Second, there are only two female characters in The Lone Ranger, and both of them seem practically pointless to the narrative. Taken at face value, that’s the worst kind of chauvinistic filmmaking. But consider how these women are treated by men in the film – as adornments to wealth, as objects of sexual fulfillment, as afterthoughts. Given the brazenness of these depictions and the intelligence on display in the rest of the film, these depictions of women must be intentional and, like the rest of the film, subversive. In this Revisionist Western, this kind of treatment of women is being criticized by its very depiction.
In fact, The Lone Ranger goes a step further than other Revisionist Westerns in being pro-woman. Classic Westerns depicted women as weak, the beneficiaries of masculine efforts to civilize the West. In the beginning of Classic Westerns, the town in question “ain’t fit for women.” By the end of a Classic Western, the town is “fit for women,” it’s fitness the truest sign of the hero’s success.
Revisionist Westerns sought to correct this portrayal by featuring strong women, equal to men in their cunning and bravery, and often campaigning for a more just society than their male counterparts. While laudable, this kind of depiction obscures the fact that women in the mid to late 1800s weren’t societally equal to men in any way. They weren’t allowed to be on the same footing as men, contending valiantly or dubiously at their side.
The Lone Ranger, by conspicuously marginalizing its female characters presents a more accurate portrayal of the way women were actually treated in the Old West. Furthermore, it makes us aware of the many ways women are still treated poorly today. Would it have been nice to see more nuanced female characters in this film? Sure. But this isn’t a film about nuanced characters. It’s a film aiming to awaken us to injustices in the world, and often the best way to do that is to slap us with bold, disheartening exaggerations of the truth. The way women are treated in this film is striking.

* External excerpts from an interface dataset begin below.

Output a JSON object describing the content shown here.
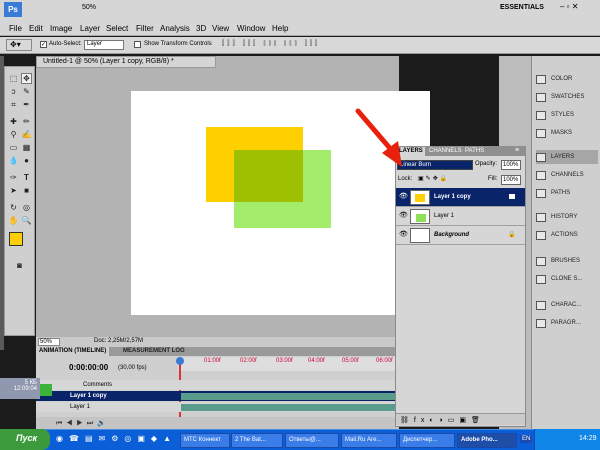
{
  "app": {
    "workspace": "ESSENTIALS",
    "zoom_menu": "50%",
    "menus": [
      "File",
      "Edit",
      "Image",
      "Layer",
      "Select",
      "Filter",
      "Analysis",
      "3D",
      "View",
      "Window",
      "Help"
    ]
  },
  "options_bar": {
    "auto_select_label": "Auto-Select:",
    "auto_select_value": "Layer",
    "show_transform_label": "Show Transform Controls"
  },
  "document": {
    "tab_title": "Untitled-1 @ 50% (Layer 1 copy, RGB/8) *",
    "zoom": "50%",
    "doc_info": "Doc: 2,25M/2,57M"
  },
  "timeline": {
    "tabs": [
      "ANIMATION (TIMELINE)",
      "MEASUREMENT LOG"
    ],
    "time": "0:00:00:00",
    "fps": "(30,00 fps)",
    "ruler": [
      "01:00f",
      "02:00f",
      "03:00f",
      "04:00f",
      "05:00f",
      "06:00f"
    ],
    "rows": [
      "Comments",
      "Layer 1 copy",
      "Layer 1"
    ]
  },
  "layers_panel": {
    "tabs": [
      "LAYERS",
      "CHANNELS",
      "PATHS"
    ],
    "blend_mode": "Linear Burn",
    "opacity_label": "Opacity:",
    "opacity_value": "100%",
    "lock_label": "Lock:",
    "fill_label": "Fill:",
    "fill_value": "100%",
    "layers": [
      "Layer 1 copy",
      "Layer 1",
      "Background"
    ]
  },
  "dock": {
    "items": [
      "COLOR",
      "SWATCHES",
      "STYLES",
      "MASKS",
      "LAYERS",
      "CHANNELS",
      "PATHS",
      "HISTORY",
      "ACTIONS",
      "BRUSHES",
      "CLONE S...",
      "CHARAC...",
      "PARAGR..."
    ]
  },
  "left_overlay": {
    "size": "5 КБ",
    "time": "12:09:04"
  },
  "taskbar": {
    "start": "Пуск",
    "items": [
      "МТС Коннект",
      "2 The Bat...",
      "Ответы@...",
      "Mail.Ru Аге...",
      "Диспетчер...",
      "Adobe Pho..."
    ],
    "lang": "EN",
    "clock": "14:29"
  },
  "colors": {
    "yellow": "#ffd000",
    "green": "#8ee05a",
    "overlap": "#9ec000",
    "selection": "#0a246a",
    "arrow": "#e8210e"
  }
}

Finally, The Lone Ranger accomplished something few films do – it both supported and enriched my faith in Christ. Repeated throughout the film is the intonation that, due to the way the villains are abusing the people and the land they live on, “nature is out of balance.” Man’s evil and nature’s unbalance is demonstrated a variety of ways, but most shockingly, it is symbolized by cannibalism. One man literally eats the flesh of another, and, as a sort of response, some animals eat their own kind.
I appreciate the implication that man’s sin spreads out into the rest of creation, infecting all. By implication, when all things are made right amongst humanity (and that doesn’t happen in this movie), nature will be put back into balance as well. Indeed, nature in The Lone Ranger seems to long for that resolution. This is the very pattern we see in the Bible.
On the Sunday morning following my viewing of The Lone Ranger, the experience of seeing sin depicted as one man eating the flesh of another came back to me as we prepared to take Communion in church. In The Lone Ranger‘s cinematic lament, I had just watched evil men consume all others in their greed for more power. Suddenly, there I was, holding the body and blood of another man, and the man himself was inviting me to eat. It was as if Jesus was saying, “Consume me instead of each other.”
We expected the Lone Ranger to support the status quo like he’s always done. Instead, he unsettles us, forcing us to reflect on the ways those in power have abused weaker peoples in the past, how we have baptized those abuses in cultural myth, and how we might be continuing to do those same things today. The Lone Ranger isn’t what we expected at all.
If you are fortunate enough to catch this film before it disappears from theaters, you might find yourself asking as you walk out of the theater, “Who was that masked man anyway?” Whoever he is, he is much more than I ever anticipated he could be.